After a lightning fast start by Vitantonio Liuzzi’s Caal Racing Mercedes C63 AMG, the superiority of the Audi RS5 came through as Johan Kristoffersson (Kms), Thomas Schoffler (Mtm) and Gianni Morbidelli (Audi Sport Italia) soon moved up to occupy the top three slots. On lap two Kristoffersson posted the fastest lap of 1'40"565 to bring his lead to 5"2 by lap 4. He was in great form as none of his rivals had managed to dip below 1'42"1.
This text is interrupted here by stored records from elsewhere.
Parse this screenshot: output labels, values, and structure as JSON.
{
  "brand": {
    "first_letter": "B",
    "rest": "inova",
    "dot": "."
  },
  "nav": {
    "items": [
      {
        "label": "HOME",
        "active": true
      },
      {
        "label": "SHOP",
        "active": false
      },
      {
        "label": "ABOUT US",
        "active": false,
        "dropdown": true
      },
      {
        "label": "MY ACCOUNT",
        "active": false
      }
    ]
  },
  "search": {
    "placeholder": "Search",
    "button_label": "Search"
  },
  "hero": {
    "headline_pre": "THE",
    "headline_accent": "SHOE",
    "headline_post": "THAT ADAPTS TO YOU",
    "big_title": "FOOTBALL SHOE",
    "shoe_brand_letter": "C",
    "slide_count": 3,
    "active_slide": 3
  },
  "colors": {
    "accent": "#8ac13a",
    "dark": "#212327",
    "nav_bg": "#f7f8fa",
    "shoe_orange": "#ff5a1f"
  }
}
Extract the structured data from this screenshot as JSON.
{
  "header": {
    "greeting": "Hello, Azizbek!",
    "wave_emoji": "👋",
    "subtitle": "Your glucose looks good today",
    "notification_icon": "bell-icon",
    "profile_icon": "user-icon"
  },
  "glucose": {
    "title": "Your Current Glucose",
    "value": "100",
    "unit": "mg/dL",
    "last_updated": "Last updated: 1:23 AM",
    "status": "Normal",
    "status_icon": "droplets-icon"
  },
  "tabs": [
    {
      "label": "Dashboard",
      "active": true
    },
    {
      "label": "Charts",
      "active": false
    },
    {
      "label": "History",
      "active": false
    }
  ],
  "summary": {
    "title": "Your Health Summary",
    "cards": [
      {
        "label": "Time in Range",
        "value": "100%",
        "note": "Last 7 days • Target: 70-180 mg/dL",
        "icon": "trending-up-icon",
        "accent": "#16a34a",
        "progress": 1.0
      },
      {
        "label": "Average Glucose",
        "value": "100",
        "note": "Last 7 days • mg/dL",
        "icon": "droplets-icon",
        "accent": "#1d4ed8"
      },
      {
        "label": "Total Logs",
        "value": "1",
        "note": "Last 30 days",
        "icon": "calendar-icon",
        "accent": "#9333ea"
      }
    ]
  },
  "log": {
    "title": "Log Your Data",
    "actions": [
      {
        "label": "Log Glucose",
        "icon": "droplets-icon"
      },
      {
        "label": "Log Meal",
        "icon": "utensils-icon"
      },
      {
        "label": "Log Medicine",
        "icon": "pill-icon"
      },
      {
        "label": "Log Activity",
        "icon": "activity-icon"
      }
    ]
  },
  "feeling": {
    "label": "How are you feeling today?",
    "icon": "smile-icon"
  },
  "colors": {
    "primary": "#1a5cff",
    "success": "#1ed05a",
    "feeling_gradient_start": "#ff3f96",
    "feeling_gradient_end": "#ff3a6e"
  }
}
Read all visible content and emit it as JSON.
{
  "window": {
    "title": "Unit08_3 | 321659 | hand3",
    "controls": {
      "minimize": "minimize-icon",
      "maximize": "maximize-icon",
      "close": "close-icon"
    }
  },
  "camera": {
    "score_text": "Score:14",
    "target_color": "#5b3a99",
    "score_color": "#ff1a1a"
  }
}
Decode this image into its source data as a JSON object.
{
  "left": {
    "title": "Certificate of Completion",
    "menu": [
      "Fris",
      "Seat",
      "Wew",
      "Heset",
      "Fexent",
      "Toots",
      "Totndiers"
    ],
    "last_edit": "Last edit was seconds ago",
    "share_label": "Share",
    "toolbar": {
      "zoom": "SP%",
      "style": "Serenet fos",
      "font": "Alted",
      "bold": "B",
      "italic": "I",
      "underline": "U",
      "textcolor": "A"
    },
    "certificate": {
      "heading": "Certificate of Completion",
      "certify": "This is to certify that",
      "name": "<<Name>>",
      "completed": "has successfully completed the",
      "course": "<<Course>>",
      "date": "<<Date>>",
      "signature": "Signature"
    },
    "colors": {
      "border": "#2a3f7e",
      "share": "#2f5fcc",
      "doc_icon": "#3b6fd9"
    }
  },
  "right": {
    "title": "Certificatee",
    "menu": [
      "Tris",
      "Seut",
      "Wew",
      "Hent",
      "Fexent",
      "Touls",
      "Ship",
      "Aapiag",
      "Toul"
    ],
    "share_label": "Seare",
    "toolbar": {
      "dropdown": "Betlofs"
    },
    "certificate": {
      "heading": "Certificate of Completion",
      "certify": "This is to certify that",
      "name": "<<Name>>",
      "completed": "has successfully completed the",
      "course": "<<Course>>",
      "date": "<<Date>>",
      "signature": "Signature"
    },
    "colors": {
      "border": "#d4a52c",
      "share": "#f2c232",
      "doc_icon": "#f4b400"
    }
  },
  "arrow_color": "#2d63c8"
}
Even though he was slowed down by a crash ahead of him, Fisichella still managed to move into eighth place by making the most of mistakes made by other drivers. He was especially helped by the shunt involving Morbidelli and Liuzzi while they were chasing third, a clash that cost the Audi driver a drive-through. As it turned out, the incident could have been even costlier to Fisichella as a section of Liuzzi’s damaged rear bumper got caught under the nose of his Quattroporte Evo. Luckily the Maserati’s drive wasn’t hampered and the ex-F1 driver managed to close in on the leading group thanks to his careful management of the tyres. Finishing eighth gave Fisichella first spot in Race 2.
Mauro Cesari made a great comeback from thirteenth to tenth. Like Fisichella, he benefited from other drivers’ errors and technical problems but, despite having only limited racing pedigree, his overtaking moves on Caldarola and Pigoli stood out. He was also consistently quick, posting a best lap only .034 slower than his team mate’s.